Cries and sobs filled the room.
"That's when it really hit home," said Jose Sabillon, who attended the interfaith memorial with his son, Nick, a fourth-grader who survived the shooting unharmed.
Said Obama of the girls and boys who died: "God has called them all home. For those of us who remain, let us find the strength to carry on and make our country worthy of their memory."
Inside the room, children held stuffed teddy bears and dogs. The smallest kids sat on their parents' laps.
There were tears and hugs, but also smiles and squeezed arms. Mixed with disbelief was a sense of a community reacquainting itself all at once.
One man said it was less mournful, more familial. Some kids chatted easily with their friends. The adults embraced each other in support.
"We're halfway between grief and hope," said Curt Brantl, whose daughter was in the library of the elementary school when the shootings occurred. She was not harmed.
The president first met privately with families of the victims and with the emergency personnel who responded to the shootings. The gathering happened at Newtown High School, the site of Sunday night's interfaith vigil, about a mile and a half from where the shootings took place.

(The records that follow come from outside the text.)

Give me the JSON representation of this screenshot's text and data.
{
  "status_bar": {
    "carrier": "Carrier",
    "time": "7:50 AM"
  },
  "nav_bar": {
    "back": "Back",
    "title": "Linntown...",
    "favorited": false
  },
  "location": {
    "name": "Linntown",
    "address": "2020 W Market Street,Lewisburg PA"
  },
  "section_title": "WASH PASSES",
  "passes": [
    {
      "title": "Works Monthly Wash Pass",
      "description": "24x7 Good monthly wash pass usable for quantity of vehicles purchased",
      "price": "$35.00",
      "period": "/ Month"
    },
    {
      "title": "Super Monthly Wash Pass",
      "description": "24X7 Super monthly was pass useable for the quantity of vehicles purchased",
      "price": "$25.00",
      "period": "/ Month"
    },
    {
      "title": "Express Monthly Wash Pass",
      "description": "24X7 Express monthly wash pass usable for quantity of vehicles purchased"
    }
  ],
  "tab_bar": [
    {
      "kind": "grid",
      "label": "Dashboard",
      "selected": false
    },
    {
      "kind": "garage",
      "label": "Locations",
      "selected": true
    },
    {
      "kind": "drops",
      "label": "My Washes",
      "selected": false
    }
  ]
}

Police and firefighters got hugs and standing ovations when they entered. So did Obama.
"We needed this," said the Rev. Matt Crebbin, senior minister of the Newtown Congregational Church. "We needed to be together to show that we are together and united."
Obama told Connecticut Gov. Dannel Malloy that Friday was the most difficult day of his presidency. The president has two daughters, Malia and Sasha, who are 14 and 11, respectively.
"Can we say that we're truly doing enough to give all the children of this country the chance they deserve to live out their lives in happiness and with purpose? I've been reflecting on this the last few days," the president said, somber and steady in his voice. "And if we're honest with ourselves, the answer is no. We're not doing enough and we will have to change."